Jennifer and I are in Adelaide at the moment. For those who aren't familiar with Australian geography, Adelaide is the capital of South Australia, at the bottom end of our country.
We came here to meet with some possible investors for PGS. An added benefit was that we could watch yesterday's cricket World Cup final on a decent tv!
We won by the way.
Today we make our way back to Mudgee – about 1300 kms – which we'll do in two days. It will be good to get back home.
Once home I'll do a recap of what I've learned from this trip. I've learned a lot, and changed my views on some formerly held beliefs.
This has been a very important trip for me.
I thought I'd put up a post now though about something that I find quite interesting. I've been thinking about this for a while.
In researching my PHOTO CAMINO book, I came across an interesting term that's used in tech circles.
It's “good enough..”
Good enough describes a threshold beyond which buyers of cameras, or other tech products, won't breach.
A camera manufacturer for instance might put out a new model camera, but sales will be flat because most consumers feel that their current camera is “good enough.”
They're not prepared to shell out money for a new model camera that has new technology that they don't really need, or would rarely use.
Same when deciding on what camera to take on the Camino. A lot of people would say their iPhone or smartphone is good enough.
Why do I find this interesting?
Because the term “good enough” used to be a pejorative term. If someone did something that was merely good enough, then that person was deemed lazy or lacking ambition.
We don't want good enough, we want excellence. We want the best.
But technology has introduced this term good enough to describe buyers' take-up behaviour, and I look at it now in a broader social context.
Perhaps “good enough” = “satisfied.”

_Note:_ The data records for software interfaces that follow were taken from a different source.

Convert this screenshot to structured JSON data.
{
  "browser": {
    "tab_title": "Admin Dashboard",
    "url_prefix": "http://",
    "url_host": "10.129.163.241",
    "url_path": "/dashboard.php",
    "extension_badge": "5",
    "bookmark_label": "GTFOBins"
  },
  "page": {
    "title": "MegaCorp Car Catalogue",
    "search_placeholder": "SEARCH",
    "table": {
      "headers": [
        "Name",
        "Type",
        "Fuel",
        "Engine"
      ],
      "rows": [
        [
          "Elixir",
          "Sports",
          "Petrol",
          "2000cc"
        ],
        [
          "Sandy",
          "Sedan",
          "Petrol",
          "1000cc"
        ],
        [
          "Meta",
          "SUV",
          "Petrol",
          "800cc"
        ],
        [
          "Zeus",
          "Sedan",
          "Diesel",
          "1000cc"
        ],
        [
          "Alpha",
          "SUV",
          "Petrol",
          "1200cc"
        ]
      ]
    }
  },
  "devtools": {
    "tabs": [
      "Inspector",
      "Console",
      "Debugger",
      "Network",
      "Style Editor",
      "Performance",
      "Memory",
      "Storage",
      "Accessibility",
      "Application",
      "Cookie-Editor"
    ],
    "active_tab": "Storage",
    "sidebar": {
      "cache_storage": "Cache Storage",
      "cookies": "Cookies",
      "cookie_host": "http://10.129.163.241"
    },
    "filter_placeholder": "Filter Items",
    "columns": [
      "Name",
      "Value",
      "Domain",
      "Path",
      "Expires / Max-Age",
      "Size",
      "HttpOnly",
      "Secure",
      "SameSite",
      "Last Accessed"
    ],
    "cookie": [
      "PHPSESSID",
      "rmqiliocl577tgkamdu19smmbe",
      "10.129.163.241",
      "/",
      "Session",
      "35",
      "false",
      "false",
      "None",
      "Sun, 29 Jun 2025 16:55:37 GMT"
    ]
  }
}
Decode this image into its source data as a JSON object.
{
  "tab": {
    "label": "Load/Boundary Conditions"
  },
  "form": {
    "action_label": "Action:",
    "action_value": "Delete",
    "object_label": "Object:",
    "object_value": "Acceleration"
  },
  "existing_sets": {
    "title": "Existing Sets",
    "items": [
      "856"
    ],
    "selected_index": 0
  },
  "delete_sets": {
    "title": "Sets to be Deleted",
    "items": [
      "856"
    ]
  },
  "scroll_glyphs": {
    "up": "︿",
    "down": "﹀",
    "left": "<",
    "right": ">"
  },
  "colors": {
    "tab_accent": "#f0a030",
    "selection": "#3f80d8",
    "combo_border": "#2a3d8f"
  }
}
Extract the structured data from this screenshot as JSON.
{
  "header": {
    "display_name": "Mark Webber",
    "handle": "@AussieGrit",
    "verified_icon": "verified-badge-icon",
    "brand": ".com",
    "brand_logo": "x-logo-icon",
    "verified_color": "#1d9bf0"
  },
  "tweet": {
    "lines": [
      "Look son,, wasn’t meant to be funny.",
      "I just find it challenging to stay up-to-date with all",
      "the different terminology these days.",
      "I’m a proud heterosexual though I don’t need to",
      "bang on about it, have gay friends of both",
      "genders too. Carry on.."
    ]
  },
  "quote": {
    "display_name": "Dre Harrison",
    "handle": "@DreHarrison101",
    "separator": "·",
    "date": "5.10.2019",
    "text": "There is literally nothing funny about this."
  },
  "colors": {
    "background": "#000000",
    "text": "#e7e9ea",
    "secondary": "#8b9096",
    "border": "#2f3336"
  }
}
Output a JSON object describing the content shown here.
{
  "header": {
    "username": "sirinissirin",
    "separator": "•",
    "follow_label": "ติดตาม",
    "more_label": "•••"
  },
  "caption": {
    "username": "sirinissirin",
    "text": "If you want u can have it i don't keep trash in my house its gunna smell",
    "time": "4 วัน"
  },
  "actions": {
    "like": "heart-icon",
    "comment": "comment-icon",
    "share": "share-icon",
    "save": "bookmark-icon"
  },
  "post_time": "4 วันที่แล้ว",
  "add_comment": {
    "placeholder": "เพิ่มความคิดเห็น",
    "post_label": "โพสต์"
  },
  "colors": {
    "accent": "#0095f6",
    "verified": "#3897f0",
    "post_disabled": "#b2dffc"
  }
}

Now that I find interesting.
Could it be that we're becoming more satisfied with what we've got? That we're not succumbing anymore to marketing bewitchments? That the allure of materialism is starting to wane?
I used to rail against the whole notion of good enough. In my work, good enough was never good enough. I had to make it the best I possibly could, and I would demand that of those that I worked with too.
And that's still the case.
Good enough just doesn't cut it.
But then that's not entirely true.
I worked with a wonderful lady who was a true perfectionist. But she would always be late on delivering because nothing was ever good enough. I remember saying to her once, what's more important, packing your suitcase perfectly? Or catching the train?
Catching the train.
How you pack your clothes in your suitcase is good enough.
And now I'm starting to think of this term in ways that can impact other areas of my life. The clothes I buy, the places I stay, even the food I eat.
I used to live in Adelaide. I used to go to all the fancy restaurants. I used to follow the fortunes of chefs. I don't do that anymore. Last night Jennifer and I had miso soup with bok choy and broad beans, cooked in our hotel room with the aid of an electric kettle, and eaten from tin cups.
It was good enough.
In fact it wasn't only good enough, it was superb.
I'm starting to rethink my attitude to good enough. I used to bristle at that term. I used to think of it as a loser's term.
Now I'm starting to think it could be a winner's term.